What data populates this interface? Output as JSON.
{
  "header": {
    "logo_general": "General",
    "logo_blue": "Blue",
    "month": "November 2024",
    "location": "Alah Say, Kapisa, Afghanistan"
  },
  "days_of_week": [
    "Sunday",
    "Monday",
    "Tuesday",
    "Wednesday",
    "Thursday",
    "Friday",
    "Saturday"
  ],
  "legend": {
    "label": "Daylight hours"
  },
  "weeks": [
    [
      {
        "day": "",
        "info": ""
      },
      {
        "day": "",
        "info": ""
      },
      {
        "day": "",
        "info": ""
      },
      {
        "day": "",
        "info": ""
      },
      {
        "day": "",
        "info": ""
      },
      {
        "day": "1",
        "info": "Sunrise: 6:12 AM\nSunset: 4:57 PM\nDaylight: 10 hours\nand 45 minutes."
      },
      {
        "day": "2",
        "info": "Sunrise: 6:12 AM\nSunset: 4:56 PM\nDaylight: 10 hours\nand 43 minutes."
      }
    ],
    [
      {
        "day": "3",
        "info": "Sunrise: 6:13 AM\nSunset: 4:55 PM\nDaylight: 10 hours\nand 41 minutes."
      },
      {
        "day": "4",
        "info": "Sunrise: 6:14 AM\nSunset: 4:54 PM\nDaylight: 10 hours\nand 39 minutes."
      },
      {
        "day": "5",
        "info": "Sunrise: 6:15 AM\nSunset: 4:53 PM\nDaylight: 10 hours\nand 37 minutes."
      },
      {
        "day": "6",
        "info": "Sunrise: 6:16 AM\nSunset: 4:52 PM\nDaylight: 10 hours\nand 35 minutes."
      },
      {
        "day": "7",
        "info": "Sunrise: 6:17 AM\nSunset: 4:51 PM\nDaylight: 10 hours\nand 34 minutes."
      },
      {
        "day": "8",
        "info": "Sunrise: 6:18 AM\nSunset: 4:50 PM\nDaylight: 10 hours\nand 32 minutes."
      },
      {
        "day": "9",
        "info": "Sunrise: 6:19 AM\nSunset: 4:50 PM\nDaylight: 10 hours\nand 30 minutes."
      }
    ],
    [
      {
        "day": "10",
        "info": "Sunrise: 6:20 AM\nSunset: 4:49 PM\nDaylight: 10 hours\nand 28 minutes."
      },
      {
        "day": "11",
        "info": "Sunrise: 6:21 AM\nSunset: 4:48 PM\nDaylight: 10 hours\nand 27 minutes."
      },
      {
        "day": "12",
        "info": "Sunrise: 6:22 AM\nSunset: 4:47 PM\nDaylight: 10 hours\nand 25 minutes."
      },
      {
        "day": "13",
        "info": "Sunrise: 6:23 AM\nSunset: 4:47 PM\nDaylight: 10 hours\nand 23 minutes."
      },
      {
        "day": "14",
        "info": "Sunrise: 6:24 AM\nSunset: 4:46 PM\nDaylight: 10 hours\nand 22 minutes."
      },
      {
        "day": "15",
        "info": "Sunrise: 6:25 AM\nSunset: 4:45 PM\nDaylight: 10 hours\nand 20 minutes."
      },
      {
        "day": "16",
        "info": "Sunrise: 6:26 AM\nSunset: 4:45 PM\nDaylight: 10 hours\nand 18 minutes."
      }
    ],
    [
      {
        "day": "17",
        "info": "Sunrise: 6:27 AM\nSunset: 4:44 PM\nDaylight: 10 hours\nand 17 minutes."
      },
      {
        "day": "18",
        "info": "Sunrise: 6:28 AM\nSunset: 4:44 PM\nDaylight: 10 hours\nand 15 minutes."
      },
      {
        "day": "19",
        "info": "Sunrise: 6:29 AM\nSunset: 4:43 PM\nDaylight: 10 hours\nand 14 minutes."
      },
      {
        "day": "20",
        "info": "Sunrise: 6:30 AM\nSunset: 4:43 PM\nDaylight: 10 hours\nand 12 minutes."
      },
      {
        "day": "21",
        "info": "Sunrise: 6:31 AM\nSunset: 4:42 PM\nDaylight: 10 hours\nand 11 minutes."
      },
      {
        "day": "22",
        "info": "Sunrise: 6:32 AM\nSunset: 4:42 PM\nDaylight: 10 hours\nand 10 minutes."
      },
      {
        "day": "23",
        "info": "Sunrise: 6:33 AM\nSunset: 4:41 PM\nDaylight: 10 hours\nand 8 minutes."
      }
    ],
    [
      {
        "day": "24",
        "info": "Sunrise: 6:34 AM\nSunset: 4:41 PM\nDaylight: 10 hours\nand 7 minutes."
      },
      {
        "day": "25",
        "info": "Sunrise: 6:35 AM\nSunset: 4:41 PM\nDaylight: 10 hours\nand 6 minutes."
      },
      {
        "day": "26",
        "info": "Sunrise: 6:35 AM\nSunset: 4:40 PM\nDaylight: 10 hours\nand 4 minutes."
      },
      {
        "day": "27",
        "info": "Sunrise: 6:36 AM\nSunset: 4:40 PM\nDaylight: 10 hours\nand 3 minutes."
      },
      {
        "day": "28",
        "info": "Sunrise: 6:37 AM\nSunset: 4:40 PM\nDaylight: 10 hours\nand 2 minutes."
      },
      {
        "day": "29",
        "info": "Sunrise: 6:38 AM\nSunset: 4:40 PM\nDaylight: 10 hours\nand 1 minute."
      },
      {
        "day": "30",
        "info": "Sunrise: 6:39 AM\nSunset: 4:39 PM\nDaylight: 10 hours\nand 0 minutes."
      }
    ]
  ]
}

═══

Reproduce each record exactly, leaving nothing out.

_Exercise output_.
What data populates this interface? Output as JSON.
{
  "header": {
    "logo_general": "General",
    "logo_blue": "Blue",
    "month": "November 2024",
    "location": "Alah Say, Kapisa, Afghanistan"
  },
  "days_of_week": [
    "Sunday",
    "Monday",
    "Tuesday",
    "Wednesday",
    "Thursday",
    "Friday",
    "Saturday"
  ],
  "legend": {
    "label": "Daylight hours"
  },
  "weeks": [
    [
      {
        "day": "",
        "info": ""
      },
      {
        "day": "",
        "info": ""
      },
      {
        "day": "",
        "info": ""
      },
      {
        "day": "",
        "info": ""
      },
      {
        "day": "",
        "info": ""
      },
      {
        "day": "1",
        "info": "Sunrise: 6:12 AM\nSunset: 4:57 PM\nDaylight: 10 hours\nand 45 minutes."
      },
      {
        "day": "2",
        "info": "Sunrise: 6:12 AM\nSunset: 4:56 PM\nDaylight: 10 hours\nand 43 minutes."
      }
    ],
    [
      {
        "day": "3",
        "info": "Sunrise: 6:13 AM\nSunset: 4:55 PM\nDaylight: 10 hours\nand 41 minutes."
      },
      {
        "day": "4",
        "info": "Sunrise: 6:14 AM\nSunset: 4:54 PM\nDaylight: 10 hours\nand 39 minutes."
      },
      {
        "day": "5",
        "info": "Sunrise: 6:15 AM\nSunset: 4:53 PM\nDaylight: 10 hours\nand 37 minutes."
      },
      {
        "day": "6",
        "info": "Sunrise: 6:16 AM\nSunset: 4:52 PM\nDaylight: 10 hours\nand 35 minutes."
      },
      {
        "day": "7",
        "info": "Sunrise: 6:17 AM\nSunset: 4:51 PM\nDaylight: 10 hours\nand 34 minutes."
      },
      {
        "day": "8",
        "info": "Sunrise: 6:18 AM\nSunset: 4:50 PM\nDaylight: 10 hours\nand 32 minutes."
      },
      {
        "day": "9",
        "info": "Sunrise: 6:19 AM\nSunset: 4:50 PM\nDaylight: 10 hours\nand 30 minutes."
      }
    ],
    [
      {
        "day": "10",
        "info": "Sunrise: 6:20 AM\nSunset: 4:49 PM\nDaylight: 10 hours\nand 28 minutes."
      },
      {
        "day": "11",
        "info": "Sunrise: 6:21 AM\nSunset: 4:48 PM\nDaylight: 10 hours\nand 27 minutes."
      },
      {
        "day": "12",
        "info": "Sunrise: 6:22 AM\nSunset: 4:47 PM\nDaylight: 10 hours\nand 25 minutes."
      },
      {
        "day": "13",
        "info": "Sunrise: 6:23 AM\nSunset: 4:47 PM\nDaylight: 10 hours\nand 23 minutes."
      },
      {
        "day": "14",
        "info": "Sunrise: 6:24 AM\nSunset: 4:46 PM\nDaylight: 10 hours\nand 22 minutes."
      },
      {
        "day": "15",
        "info": "Sunrise: 6:25 AM\nSunset: 4:45 PM\nDaylight: 10 hours\nand 20 minutes."
      },
      {
        "day": "16",
        "info": "Sunrise: 6:26 AM\nSunset: 4:45 PM\nDaylight: 10 hours\nand 18 minutes."
      }
    ],
    [
      {
        "day": "17",
        "info": "Sunrise: 6:27 AM\nSunset: 4:44 PM\nDaylight: 10 hours\nand 17 minutes."
      },
      {
        "day": "18",
        "info": "Sunrise: 6:28 AM\nSunset: 4:44 PM\nDaylight: 10 hours\nand 15 minutes."
      },
      {
        "day": "19",
        "info": "Sunrise: 6:29 AM\nSunset: 4:43 PM\nDaylight: 10 hours\nand 14 minutes."
      },
      {
        "day": "20",
        "info": "Sunrise: 6:30 AM\nSunset: 4:43 PM\nDaylight: 10 hours\nand 12 minutes."
      },
      {
        "day": "21",
        "info": "Sunrise: 6:31 AM\nSunset: 4:42 PM\nDaylight: 10 hours\nand 11 minutes."
      },
      {
        "day": "22",
        "info": "Sunrise: 6:32 AM\nSunset: 4:42 PM\nDaylight: 10 hours\nand 10 minutes."
      },
      {
        "day": "23",
        "info": "Sunrise: 6:33 AM\nSunset: 4:41 PM\nDaylight: 10 hours\nand 8 minutes."
      }
    ],
    [
      {
        "day": "24",
        "info": "Sunrise: 6:34 AM\nSunset: 4:41 PM\nDaylight: 10 hours\nand 7 minutes."
      },
      {
        "day": "25",
        "info": "Sunrise: 6:35 AM\nSunset: 4:41 PM\nDaylight: 10 hours\nand 6 minutes."
      },
      {
        "day": "26",
        "info": "Sunrise: 6:35 AM\nSunset: 4:40 PM\nDaylight: 10 hours\nand 4 minutes."
      },
      {
        "day": "27",
        "info": "Sunrise: 6:36 AM\nSunset: 4:40 PM\nDaylight: 10 hours\nand 3 minutes."
      },
      {
        "day": "28",
        "info": "Sunrise: 6:37 AM\nSunset: 4:40 PM\nDaylight: 10 hours\nand 2 minutes."
      },
      {
        "day": "29",
        "info": "Sunrise: 6:38 AM\nSunset: 4:40 PM\nDaylight: 10 hours\nand 1 minute."
      },
      {
        "day": "30",
        "info": "Sunrise: 6:39 AM\nSunset: 4:39 PM\nDaylight: 10 hours\nand 0 minutes."
      }
    ]
  ]
}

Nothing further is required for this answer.